     Winter Kill Cover: There are many species of cover crop that will die in a cold winter. In the spring, the ground will have less armor (residue) but will be easy to plant into. Doing this method you run the risk of run off (erosion) in the spring but you do not have to drive over the field to actively kill the cover crop. Also, weed pressure may be a bit higher with this method.
     Forage Cover: If you farm animals like cows and chickens this might be a good thing to try. As you let the animals out in late winter early spring, you could graze them on the cover crop before bringing them to the pasture. This grazing will fertilize the soil and prepare the ground for planting without driving a tractor over it.
Herbicide Kill Cover: O.K., we do not like this method because it creates a chemical dependence for the farming. We also think that the other methods of killing the cover crop are better and in the long run, cheaper. However, many no-till farmers do this.
     What this method means is that a few days to a few weeks before you plant a cash crop a sprayer will drive over the land applying a herbicide. It is generally thought that the herbicide dissipates in a short time and will not hurt the cash crop you plant. It is also assumed to not harm any members of the soil food web (cover crop roots excluded).
     We have found no compelling evidence to suggest this will harm the soil food web so we will stay neutral on this.
     Roll Kill Cover: An interesting method gaining in popularity for no-till farmers is to roll (and crimp) the cover crop. This consists of a big drum roller/crimper attached to the tractor. The drum is heavy to help get even the tallest of cover crops to lie down. The roller has ridges on it so that as it rolls the cover out it also "breaks" it. If this is done just before the cover makes seeds, the plant will die on the ground creating an armor for the soil and fertilizer for the soil as it decays.
     Currently, roller/crimpers are not very wide compared to the width of a herbicide pass. In general, an herbicide pass will be about 3 times wider, meaning 3 times the time and fuel. For that reason, we feel that no till seeders and the roller/crimper need to get wider and both need to happen in the same pass. 

Seed The Cash Crop:

Ideally the no-till farmer will want to combine the roll kill cover and seed drill cash crops in one operation. However, if the kill is from herbicides, you want some of that chemical to dissipate before seeding.
What to plant:

Harvest Cash Crop:

G.M.O. or NO:

Monoculture or polyculture?

Don't Take Our Word For It:

Honorable Mention: Direct Seed Cropping

Yield And Other Calculations:

More Savings Calculations:

Glossary of Terms:

Residue: The left over stubble from the harvest and built up cover crop. Some farmers call this the soil's armor.

Soil Food Web: A collection of life underground. This life includes, fungus, bacteria, insects, nematodes, digging mammals and plant roots.
Weed: A plant in the cash crop that is undesirable to the farmer.

Weed Pressure: The propensity for a weed to grow in the cash crop area.

References:

http://www.no-tillfarmer.com/ No-till farmer web site.
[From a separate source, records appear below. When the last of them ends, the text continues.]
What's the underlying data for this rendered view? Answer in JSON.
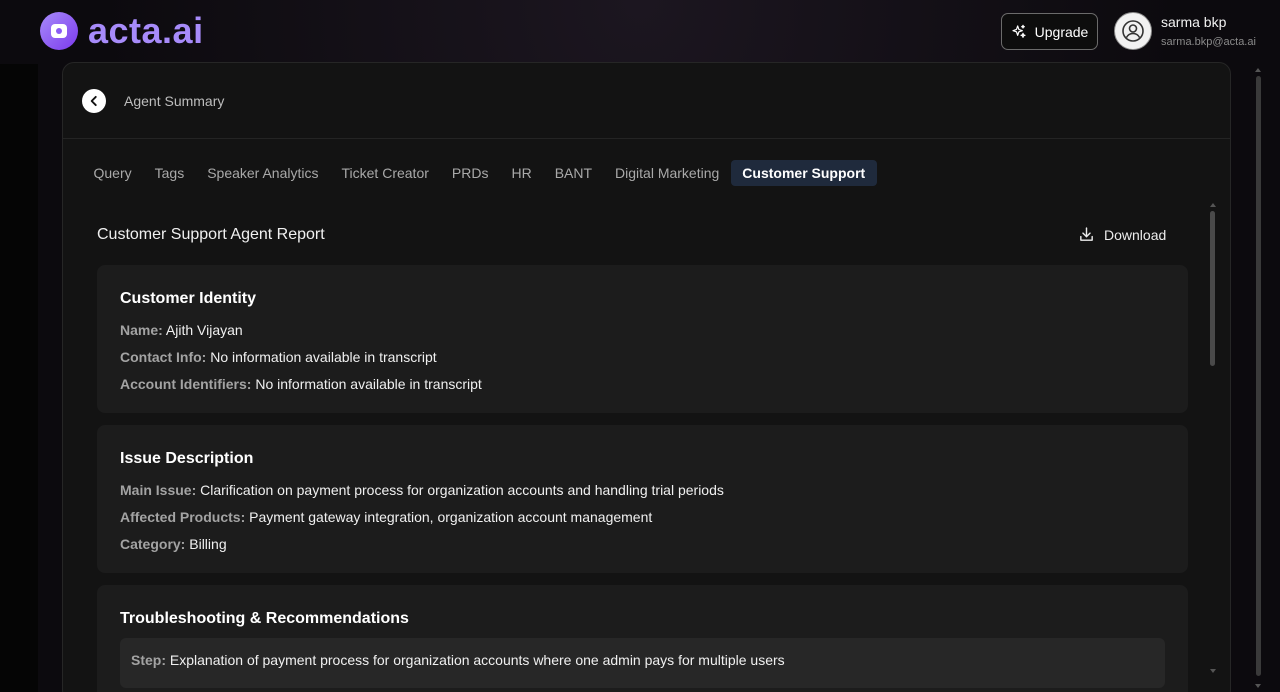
{
  "app": {
    "logo_text": "acta.ai"
  },
  "header": {
    "upgrade_label": "Upgrade",
    "user_name": "sarma bkp",
    "user_email": "sarma.bkp@acta.ai"
  },
  "panel": {
    "title": "Agent Summary",
    "tabs": [
      {
        "label": "Query"
      },
      {
        "label": "Tags"
      },
      {
        "label": "Speaker Analytics"
      },
      {
        "label": "Ticket Creator"
      },
      {
        "label": "PRDs"
      },
      {
        "label": "HR"
      },
      {
        "label": "BANT"
      },
      {
        "label": "Digital Marketing"
      },
      {
        "label": "Customer Support"
      }
    ],
    "active_tab": "Customer Support"
  },
  "report": {
    "title": "Customer Support Agent Report",
    "download_label": "Download",
    "identity": {
      "heading": "Customer Identity",
      "name_label": "Name:",
      "name_value": "Ajith Vijayan",
      "contact_label": "Contact Info:",
      "contact_value": "No information available in transcript",
      "account_label": "Account Identifiers:",
      "account_value": "No information available in transcript"
    },
    "issue": {
      "heading": "Issue Description",
      "main_label": "Main Issue:",
      "main_value": "Clarification on payment process for organization accounts and handling trial periods",
      "products_label": "Affected Products:",
      "products_value": "Payment gateway integration, organization account management",
      "category_label": "Category:",
      "category_value": "Billing"
    },
    "troubleshooting": {
      "heading": "Troubleshooting & Recommendations",
      "step_label": "Step:",
      "step_value": "Explanation of payment process for organization accounts where one admin pays for multiple users"
    }
  },
  "colors": {
    "accent": "#a78bfa",
    "active_tab_bg": "#1f2a3c"
  }
}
Good general information. taken 9/5/2015.

http://www.madehow.com/Volume-3/Fertilizer.html, From the web site "How products are made", the write up on chemical fertilizer. Taken 9/7/2015.
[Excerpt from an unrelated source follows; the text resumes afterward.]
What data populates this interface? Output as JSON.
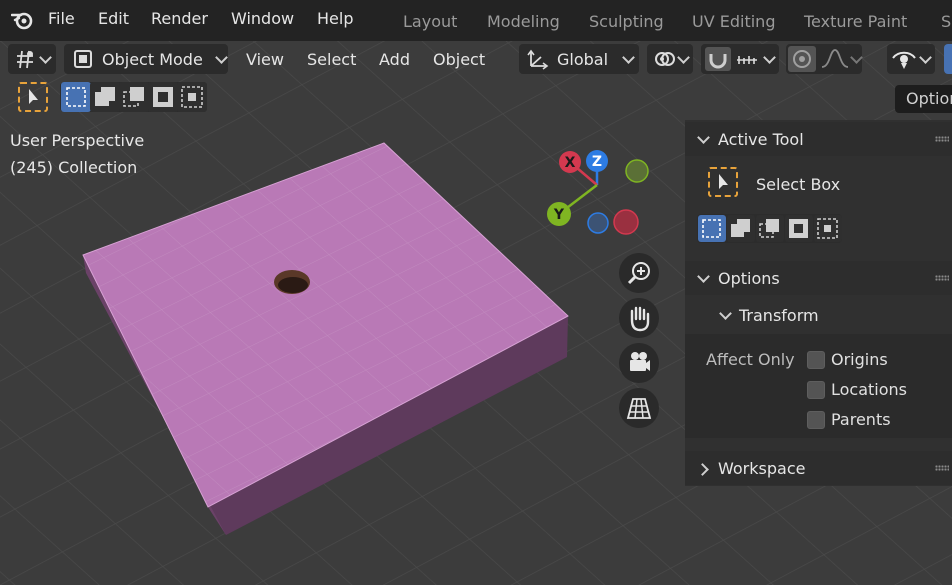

http://www.soilfoodweb.com/Home_Page.html Dr. Elaine Ingham's web page on the soil food web. Taken 9/11/2015.

http://www.madehow.com/Volume-1/Pesticide.html From the Website "How Products are made", The write up on chemical pesticides. Taken 9/13/2015.

http://www.nrcs.usda.gov/Internet/FSE_DOCUMENTS/nrcs144p2_045129.pdf Beyond The Beginning, The Zero Till Evolution, USDA, Taken 3/8/2016.